This task calls for copying every line of the records that includes the word "SHADES".

========================================

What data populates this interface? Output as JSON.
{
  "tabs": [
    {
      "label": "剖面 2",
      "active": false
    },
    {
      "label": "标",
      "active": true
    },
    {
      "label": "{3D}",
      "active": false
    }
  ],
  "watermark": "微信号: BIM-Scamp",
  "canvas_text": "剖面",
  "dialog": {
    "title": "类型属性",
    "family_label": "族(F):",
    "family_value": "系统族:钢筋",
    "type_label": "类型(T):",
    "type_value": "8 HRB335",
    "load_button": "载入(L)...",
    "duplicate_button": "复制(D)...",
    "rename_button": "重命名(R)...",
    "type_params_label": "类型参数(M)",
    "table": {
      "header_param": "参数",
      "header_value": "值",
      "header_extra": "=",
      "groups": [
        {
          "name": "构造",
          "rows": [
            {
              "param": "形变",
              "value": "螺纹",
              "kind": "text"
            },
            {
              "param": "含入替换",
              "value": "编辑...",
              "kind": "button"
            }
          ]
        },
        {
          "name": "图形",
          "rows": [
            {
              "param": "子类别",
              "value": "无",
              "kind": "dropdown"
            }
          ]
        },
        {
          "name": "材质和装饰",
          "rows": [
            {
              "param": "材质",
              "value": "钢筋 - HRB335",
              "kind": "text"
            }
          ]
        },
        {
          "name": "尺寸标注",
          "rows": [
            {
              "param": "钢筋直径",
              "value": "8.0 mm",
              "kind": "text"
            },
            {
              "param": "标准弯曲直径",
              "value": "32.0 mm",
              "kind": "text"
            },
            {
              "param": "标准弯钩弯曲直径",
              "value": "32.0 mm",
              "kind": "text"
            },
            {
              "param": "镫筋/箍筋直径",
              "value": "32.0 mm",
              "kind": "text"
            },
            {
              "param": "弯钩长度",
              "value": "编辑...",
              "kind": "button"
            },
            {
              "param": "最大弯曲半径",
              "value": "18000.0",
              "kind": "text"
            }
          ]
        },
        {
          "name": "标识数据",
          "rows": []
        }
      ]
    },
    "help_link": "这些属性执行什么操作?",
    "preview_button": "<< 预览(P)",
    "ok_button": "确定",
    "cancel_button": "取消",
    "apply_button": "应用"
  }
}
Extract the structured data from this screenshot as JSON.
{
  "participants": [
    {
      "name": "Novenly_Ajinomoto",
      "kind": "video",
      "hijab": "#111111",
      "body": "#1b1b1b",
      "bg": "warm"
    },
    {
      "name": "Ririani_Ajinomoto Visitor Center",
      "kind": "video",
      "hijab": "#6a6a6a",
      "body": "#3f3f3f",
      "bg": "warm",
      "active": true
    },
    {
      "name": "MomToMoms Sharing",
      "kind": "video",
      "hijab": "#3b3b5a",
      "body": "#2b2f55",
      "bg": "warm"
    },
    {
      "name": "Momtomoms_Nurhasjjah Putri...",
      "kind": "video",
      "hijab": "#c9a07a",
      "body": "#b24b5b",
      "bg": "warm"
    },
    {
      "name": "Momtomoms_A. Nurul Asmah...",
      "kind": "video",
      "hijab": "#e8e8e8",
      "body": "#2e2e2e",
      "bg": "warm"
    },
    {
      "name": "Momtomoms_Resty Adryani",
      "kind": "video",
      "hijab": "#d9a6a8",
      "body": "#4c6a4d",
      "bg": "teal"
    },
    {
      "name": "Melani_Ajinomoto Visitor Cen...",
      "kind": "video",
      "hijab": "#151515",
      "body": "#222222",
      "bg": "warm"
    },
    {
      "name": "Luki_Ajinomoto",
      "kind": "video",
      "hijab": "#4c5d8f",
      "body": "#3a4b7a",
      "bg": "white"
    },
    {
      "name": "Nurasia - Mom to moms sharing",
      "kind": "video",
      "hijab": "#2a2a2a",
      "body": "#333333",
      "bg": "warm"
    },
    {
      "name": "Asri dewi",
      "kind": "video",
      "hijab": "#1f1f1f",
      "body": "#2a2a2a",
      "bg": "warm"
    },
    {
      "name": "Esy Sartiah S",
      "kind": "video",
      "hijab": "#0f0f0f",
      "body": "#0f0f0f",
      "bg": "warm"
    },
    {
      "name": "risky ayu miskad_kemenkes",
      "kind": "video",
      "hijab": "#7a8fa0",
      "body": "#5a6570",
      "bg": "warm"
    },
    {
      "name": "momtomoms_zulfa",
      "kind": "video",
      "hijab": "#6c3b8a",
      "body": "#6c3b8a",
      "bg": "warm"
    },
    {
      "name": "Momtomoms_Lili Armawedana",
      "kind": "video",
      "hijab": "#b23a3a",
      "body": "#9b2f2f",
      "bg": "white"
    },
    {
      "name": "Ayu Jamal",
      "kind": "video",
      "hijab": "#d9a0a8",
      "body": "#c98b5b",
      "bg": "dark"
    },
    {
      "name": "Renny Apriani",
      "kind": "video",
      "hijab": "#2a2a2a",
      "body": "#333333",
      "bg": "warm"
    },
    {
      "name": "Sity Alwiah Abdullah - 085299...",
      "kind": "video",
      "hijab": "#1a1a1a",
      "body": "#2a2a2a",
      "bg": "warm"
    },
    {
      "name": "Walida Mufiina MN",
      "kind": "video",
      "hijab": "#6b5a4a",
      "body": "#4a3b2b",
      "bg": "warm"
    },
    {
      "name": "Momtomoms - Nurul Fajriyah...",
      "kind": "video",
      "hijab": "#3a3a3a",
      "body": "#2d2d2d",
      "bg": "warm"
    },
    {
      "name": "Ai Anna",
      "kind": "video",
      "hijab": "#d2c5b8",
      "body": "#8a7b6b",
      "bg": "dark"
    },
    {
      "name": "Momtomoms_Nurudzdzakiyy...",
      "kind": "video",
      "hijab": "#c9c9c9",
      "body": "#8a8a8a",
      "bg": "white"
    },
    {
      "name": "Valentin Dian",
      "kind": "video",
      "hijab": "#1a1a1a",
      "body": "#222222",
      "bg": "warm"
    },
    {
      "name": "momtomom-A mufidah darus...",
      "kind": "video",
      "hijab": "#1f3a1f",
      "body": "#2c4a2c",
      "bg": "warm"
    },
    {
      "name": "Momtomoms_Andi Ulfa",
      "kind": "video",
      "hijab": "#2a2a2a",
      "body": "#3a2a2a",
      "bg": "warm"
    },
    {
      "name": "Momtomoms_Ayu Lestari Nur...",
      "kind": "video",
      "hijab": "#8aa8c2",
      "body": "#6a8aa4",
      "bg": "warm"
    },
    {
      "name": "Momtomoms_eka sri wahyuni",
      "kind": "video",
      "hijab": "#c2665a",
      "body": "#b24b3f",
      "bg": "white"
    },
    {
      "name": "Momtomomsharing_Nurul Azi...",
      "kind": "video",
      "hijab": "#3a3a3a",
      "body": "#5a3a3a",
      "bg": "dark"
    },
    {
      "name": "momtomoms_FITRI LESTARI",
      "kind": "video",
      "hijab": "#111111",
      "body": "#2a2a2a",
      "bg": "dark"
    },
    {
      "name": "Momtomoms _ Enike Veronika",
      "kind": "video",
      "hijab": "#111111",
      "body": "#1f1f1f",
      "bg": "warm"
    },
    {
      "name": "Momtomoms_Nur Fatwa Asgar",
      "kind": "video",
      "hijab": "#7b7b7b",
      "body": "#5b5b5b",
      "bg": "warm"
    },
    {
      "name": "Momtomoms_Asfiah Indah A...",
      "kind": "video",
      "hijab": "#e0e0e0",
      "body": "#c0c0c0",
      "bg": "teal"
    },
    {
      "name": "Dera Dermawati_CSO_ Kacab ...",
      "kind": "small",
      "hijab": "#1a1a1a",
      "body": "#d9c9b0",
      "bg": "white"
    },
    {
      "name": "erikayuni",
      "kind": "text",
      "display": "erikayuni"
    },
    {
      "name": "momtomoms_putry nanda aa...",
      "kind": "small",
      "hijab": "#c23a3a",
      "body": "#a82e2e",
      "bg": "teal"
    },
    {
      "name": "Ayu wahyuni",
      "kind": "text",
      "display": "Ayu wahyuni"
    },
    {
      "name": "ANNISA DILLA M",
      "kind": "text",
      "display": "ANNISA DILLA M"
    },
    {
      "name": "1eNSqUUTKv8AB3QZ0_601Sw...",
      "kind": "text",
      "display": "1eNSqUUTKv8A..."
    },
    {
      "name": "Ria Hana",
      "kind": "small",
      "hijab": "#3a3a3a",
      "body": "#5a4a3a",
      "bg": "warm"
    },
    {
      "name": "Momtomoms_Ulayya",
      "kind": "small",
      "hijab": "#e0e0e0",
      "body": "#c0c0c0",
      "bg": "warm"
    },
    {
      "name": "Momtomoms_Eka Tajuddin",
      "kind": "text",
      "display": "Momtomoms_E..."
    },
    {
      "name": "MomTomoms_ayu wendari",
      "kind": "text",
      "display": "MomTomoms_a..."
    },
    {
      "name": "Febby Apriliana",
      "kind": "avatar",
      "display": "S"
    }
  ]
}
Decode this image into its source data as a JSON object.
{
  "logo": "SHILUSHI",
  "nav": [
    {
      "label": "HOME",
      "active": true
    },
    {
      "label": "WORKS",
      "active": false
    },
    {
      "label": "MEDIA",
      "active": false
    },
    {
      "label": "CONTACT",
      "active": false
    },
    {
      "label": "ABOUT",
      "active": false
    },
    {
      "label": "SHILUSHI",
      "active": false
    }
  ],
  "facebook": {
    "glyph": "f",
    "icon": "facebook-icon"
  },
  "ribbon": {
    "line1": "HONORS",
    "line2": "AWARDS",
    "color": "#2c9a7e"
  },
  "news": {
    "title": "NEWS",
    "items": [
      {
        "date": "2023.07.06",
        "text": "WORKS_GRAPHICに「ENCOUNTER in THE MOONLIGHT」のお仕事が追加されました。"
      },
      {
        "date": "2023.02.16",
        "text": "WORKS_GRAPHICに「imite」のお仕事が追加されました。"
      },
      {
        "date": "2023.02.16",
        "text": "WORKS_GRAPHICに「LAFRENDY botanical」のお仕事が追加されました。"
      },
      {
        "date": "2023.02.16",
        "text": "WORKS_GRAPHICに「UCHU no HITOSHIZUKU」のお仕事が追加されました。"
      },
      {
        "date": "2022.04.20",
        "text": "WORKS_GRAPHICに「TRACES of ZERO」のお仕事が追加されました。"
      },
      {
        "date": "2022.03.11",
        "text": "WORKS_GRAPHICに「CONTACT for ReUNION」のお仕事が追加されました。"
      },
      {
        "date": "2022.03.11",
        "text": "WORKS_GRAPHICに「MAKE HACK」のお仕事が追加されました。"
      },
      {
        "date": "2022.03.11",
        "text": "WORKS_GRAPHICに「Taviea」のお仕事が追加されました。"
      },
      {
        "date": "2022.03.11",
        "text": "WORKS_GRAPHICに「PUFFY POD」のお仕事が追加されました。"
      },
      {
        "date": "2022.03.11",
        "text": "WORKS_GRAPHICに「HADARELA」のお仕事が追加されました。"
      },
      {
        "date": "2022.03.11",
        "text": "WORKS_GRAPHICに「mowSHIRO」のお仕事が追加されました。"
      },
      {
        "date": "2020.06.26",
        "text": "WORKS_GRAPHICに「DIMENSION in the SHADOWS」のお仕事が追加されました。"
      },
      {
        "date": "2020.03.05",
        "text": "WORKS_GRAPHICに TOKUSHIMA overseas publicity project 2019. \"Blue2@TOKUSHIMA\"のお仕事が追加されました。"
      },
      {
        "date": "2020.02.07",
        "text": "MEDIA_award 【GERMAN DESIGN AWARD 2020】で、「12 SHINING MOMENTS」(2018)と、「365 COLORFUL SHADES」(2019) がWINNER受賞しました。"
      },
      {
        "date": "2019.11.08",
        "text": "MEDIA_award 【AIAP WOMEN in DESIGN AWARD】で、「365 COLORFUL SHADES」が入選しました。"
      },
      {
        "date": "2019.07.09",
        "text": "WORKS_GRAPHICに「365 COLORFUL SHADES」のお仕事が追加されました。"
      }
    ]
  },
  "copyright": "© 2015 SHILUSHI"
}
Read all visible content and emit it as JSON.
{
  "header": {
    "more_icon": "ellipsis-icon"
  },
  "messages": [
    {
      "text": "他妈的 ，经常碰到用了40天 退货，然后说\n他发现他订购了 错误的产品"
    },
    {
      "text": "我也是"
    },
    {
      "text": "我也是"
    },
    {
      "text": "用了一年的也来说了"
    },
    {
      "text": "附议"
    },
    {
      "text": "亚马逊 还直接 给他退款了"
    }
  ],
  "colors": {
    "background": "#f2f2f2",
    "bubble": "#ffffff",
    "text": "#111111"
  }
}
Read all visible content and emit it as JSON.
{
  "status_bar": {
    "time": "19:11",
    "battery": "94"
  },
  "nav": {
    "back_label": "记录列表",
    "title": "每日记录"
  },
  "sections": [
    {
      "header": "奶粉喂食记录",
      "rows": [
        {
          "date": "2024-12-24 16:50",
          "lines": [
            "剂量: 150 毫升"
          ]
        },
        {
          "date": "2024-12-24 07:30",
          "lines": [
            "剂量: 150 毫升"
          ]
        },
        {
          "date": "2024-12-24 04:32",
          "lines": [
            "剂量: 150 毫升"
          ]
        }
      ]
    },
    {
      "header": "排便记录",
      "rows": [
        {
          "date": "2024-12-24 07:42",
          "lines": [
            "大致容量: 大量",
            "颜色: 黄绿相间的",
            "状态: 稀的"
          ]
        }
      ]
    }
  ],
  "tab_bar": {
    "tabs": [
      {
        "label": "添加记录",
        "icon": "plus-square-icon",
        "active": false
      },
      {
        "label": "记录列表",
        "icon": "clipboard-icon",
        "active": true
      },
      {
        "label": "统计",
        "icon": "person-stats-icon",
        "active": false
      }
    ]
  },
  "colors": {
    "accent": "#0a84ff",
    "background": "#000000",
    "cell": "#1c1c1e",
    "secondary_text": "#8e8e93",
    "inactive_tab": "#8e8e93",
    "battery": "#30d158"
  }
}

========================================

**The completed task**
        "text": "MEDIA_award 【GERMAN DESIGN AWARD 2020】で、「12 SHINING MOMENTS」(2018)と、「365 COLORFUL SHADES」(2019) がWINNER受賞しました。"
        "text": "MEDIA_award 【AIAP WOMEN in DESIGN AWARD】で、「365 COLORFUL SHADES」が入選しました。"
        "text": "WORKS_GRAPHICに「365 COLORFUL SHADES」のお仕事が追加されました。"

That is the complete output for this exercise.